This week the Pentagon released Department of Defense 2014 Climate Change Adaptation Roadmap confirming that climate change poses an immediate threat to national security. The Department of Defense (DOD) views climate change as a "threat multiplier" because it has the potential to exacerbate many of today's existing challenges from infectious disease to terrorism. Rising global temperatures, changing precipitation patterns, climbing sea levels and more extreme weather events will intensify the challenges of global instability, hunger, poverty and conflict.

According to the report, the Strategic Sustainability Performance Plan articulates the DOD's sustainability vision to maintain the ability to operate into the future without decline in the mission or the supporting natural and man-made systems. DOD has established three broad adaptation goals:

  1. Goal 1: Identify and assess the effects of climate change on DOD
  2. Goal 2: Integrate climate change considerations across DOD and manage associated risks
  3. Goal 3: Collaborate with internal and external stakeholders on climate change challenges

For DOD, these goals are supported by four lines of effort: plans and operations; training and testing; built and natural infrastructure; and, acquisition and supply chain.

What is important to note with DOD's issuance of this new report is the shifting view of climate change and how it might impact national security. Traditionally, DOD's focus was on ensuring that U.S. military installations were adapting to climate change impacts such as coastal naval bases and concerns over rising sea levels. This new report makes clear that DOD is considering climate change in a more strategic manner in terms of how such impacts may cause greater problems in regions where conflicts already exist including for example political unrest related to drought or food shortages.

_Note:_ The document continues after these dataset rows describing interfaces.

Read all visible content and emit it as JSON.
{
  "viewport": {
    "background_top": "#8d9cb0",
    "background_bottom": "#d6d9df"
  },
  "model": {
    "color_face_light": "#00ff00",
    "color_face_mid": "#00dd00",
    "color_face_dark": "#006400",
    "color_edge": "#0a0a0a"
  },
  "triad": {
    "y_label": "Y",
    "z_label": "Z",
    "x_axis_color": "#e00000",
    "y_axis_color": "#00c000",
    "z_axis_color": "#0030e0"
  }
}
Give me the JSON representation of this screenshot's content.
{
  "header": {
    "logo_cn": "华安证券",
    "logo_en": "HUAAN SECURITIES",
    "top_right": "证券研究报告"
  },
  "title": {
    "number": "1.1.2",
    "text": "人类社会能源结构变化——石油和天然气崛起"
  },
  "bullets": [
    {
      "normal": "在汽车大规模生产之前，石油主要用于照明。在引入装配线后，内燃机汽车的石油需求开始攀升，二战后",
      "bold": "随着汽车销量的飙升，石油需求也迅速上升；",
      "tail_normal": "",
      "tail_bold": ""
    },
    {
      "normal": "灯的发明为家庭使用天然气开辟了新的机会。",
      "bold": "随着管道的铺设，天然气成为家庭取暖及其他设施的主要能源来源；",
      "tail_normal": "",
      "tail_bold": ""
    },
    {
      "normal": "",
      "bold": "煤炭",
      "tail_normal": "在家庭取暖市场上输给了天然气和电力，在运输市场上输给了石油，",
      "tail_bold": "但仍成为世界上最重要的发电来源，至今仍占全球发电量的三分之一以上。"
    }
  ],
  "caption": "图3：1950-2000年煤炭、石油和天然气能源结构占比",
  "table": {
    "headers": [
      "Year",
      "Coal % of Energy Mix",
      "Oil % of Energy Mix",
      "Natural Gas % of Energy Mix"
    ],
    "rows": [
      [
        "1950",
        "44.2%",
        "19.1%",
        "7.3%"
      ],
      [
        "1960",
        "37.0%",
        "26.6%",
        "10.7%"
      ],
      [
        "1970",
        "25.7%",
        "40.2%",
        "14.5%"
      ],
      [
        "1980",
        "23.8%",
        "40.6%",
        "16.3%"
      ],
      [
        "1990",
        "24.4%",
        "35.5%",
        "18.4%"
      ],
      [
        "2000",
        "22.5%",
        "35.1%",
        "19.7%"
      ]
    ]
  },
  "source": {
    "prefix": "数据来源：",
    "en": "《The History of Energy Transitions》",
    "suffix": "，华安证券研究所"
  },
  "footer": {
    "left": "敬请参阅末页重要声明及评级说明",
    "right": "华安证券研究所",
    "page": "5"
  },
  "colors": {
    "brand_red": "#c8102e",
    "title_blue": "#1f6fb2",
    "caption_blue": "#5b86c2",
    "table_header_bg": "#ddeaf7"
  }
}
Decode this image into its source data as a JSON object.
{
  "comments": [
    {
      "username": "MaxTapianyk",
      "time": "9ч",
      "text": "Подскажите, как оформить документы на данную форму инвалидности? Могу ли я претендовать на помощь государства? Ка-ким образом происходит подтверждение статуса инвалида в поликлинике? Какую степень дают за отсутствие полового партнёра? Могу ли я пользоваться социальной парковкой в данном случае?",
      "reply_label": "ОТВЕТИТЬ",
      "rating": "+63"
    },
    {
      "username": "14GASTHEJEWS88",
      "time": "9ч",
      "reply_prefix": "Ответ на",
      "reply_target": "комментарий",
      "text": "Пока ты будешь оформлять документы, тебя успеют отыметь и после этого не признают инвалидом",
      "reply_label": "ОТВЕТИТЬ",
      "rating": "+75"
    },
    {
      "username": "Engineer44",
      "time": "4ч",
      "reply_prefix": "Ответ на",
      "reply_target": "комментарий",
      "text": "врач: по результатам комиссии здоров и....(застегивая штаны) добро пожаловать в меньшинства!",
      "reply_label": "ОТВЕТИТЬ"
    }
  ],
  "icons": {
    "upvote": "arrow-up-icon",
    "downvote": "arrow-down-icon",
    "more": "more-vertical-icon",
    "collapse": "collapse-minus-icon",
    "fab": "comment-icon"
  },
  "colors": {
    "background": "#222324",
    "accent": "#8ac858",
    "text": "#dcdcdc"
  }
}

Many commentators believe that the increased priority by DOD on climate change may signal the Administration's plans for more cooperation and support of international climate change negotiations on a proposed new United Nations climate change agreement to be addressed next year in Paris. Others have been critical of the Administration's interest in climate change issues when they believe there are many more important challenges that DOD should focus on like how to manage ISIS.